# Task prompt
In your copy of the data, keep every word exact and include no pictures.

[Excerpts from an interface dataset]
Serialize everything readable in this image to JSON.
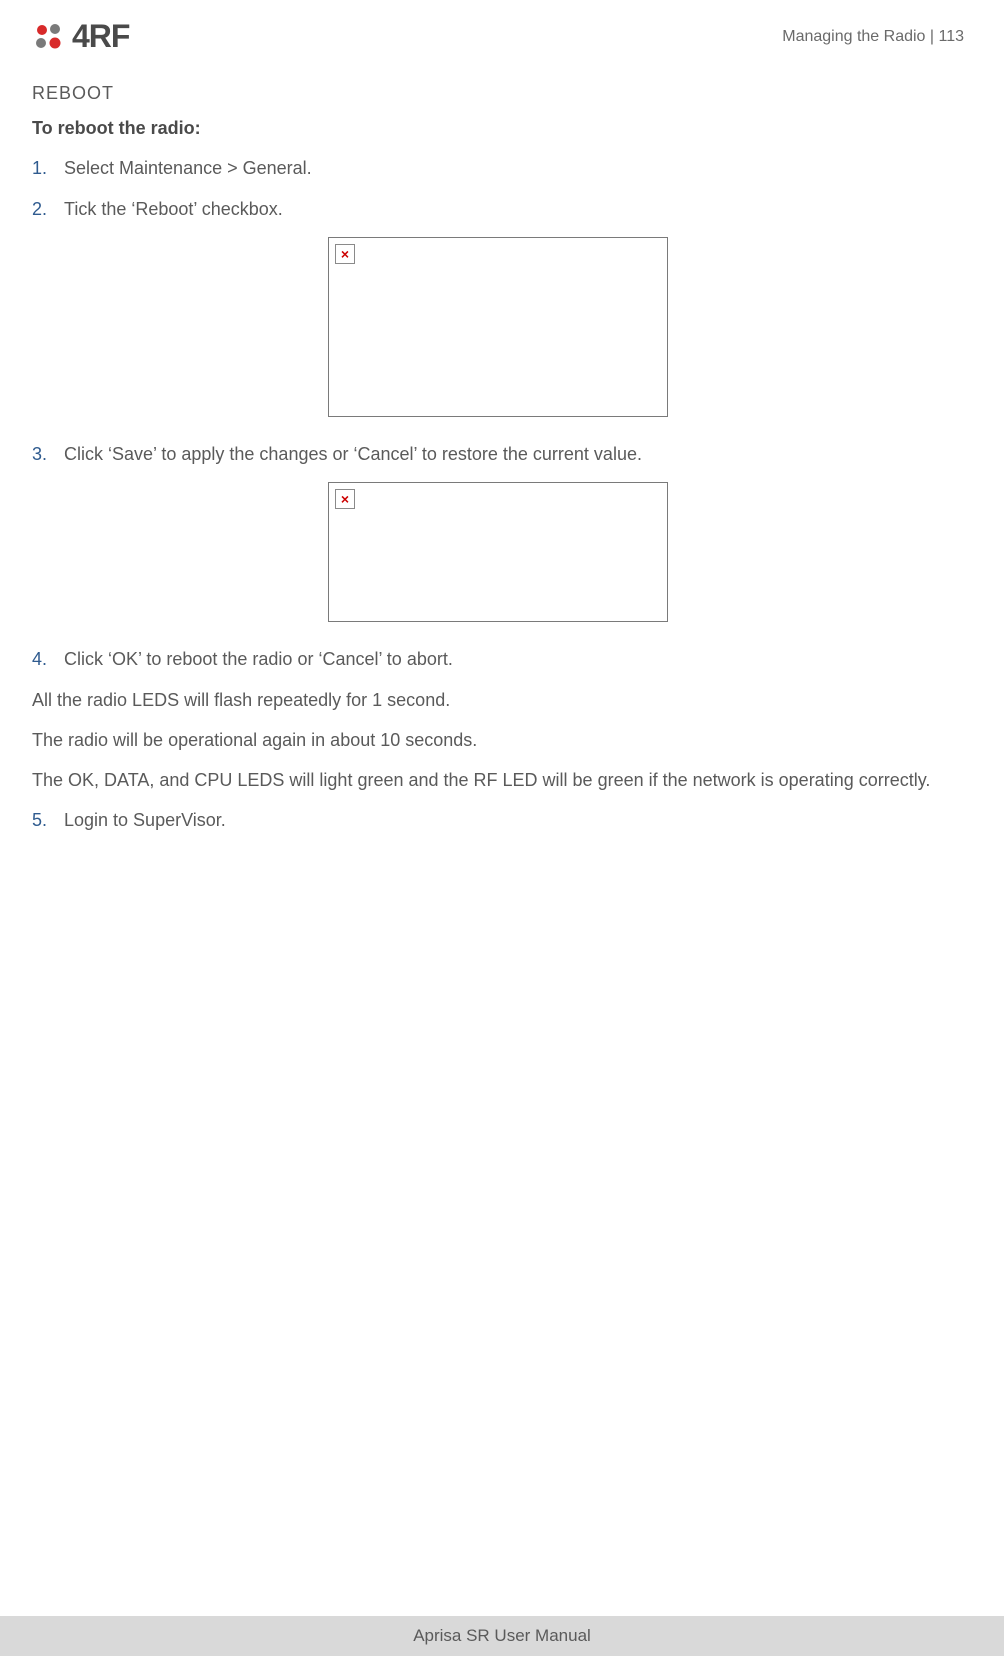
{
  "header": {
    "logo_text": "4RF",
    "breadcrumb": "Managing the Radio  |  113"
  },
  "content": {
    "section_title": "REBOOT",
    "sub_heading": "To reboot the radio:",
    "steps": [
      {
        "n": "1.",
        "t": "Select Maintenance > General."
      },
      {
        "n": "2.",
        "t": "Tick the ‘Reboot’ checkbox."
      }
    ],
    "step3": {
      "n": "3.",
      "t": "Click ‘Save’ to apply the changes or ‘Cancel’ to restore the current value."
    },
    "step4": {
      "n": "4.",
      "t": "Click ‘OK’ to reboot the radio or ‘Cancel’ to abort."
    },
    "para1": "All the radio LEDS will flash repeatedly for 1 second.",
    "para2": "The radio will be operational again in about 10 seconds.",
    "para3": "The OK, DATA, and CPU LEDS will light green and the RF LED will be green if the network is operating correctly.",
    "step5": {
      "n": "5.",
      "t": "Login to SuperVisor."
    },
    "broken_img_glyph": "×"
  },
  "footer": {
    "text": "Aprisa SR User Manual"
  }
}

# Answer for the task
Serialize everything readable in this image to JSON.
{
  "header": {
    "logo_text": "4RF",
    "breadcrumb": "Managing the Radio  |  113"
  },
  "content": {
    "section_title": "REBOOT",
    "sub_heading": "To reboot the radio:",
    "steps": [
      {
        "n": "1.",
        "t": "Select Maintenance > General."
      },
      {
        "n": "2.",
        "t": "Tick the ‘Reboot’ checkbox."
      }
    ],
    "step3": {
      "n": "3.",
      "t": "Click ‘Save’ to apply the changes or ‘Cancel’ to restore the current value."
    },
    "step4": {
      "n": "4.",
      "t": "Click ‘OK’ to reboot the radio or ‘Cancel’ to abort."
    },
    "para1": "All the radio LEDS will flash repeatedly for 1 second.",
    "para2": "The radio will be operational again in about 10 seconds.",
    "para3": "The OK, DATA, and CPU LEDS will light green and the RF LED will be green if the network is operating correctly.",
    "step5": {
      "n": "5.",
      "t": "Login to SuperVisor."
    },
    "broken_img_glyph": "×"
  },
  "footer": {
    "text": "Aprisa SR User Manual"
  }
}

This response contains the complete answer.